Saved entries
-------

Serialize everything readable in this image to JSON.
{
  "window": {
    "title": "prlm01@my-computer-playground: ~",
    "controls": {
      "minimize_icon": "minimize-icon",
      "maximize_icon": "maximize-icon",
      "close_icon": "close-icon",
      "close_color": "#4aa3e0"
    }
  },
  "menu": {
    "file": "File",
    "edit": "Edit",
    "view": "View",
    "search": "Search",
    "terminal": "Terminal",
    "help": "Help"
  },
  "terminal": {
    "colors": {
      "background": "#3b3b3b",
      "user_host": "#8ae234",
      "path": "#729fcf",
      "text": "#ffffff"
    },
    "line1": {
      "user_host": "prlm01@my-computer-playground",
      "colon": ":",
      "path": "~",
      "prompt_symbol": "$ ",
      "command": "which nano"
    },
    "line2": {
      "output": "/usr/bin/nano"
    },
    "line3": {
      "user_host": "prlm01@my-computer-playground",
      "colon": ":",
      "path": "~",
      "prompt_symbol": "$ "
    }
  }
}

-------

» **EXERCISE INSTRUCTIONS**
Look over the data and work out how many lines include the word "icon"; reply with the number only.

» **WRITTEN SOLUTION**
3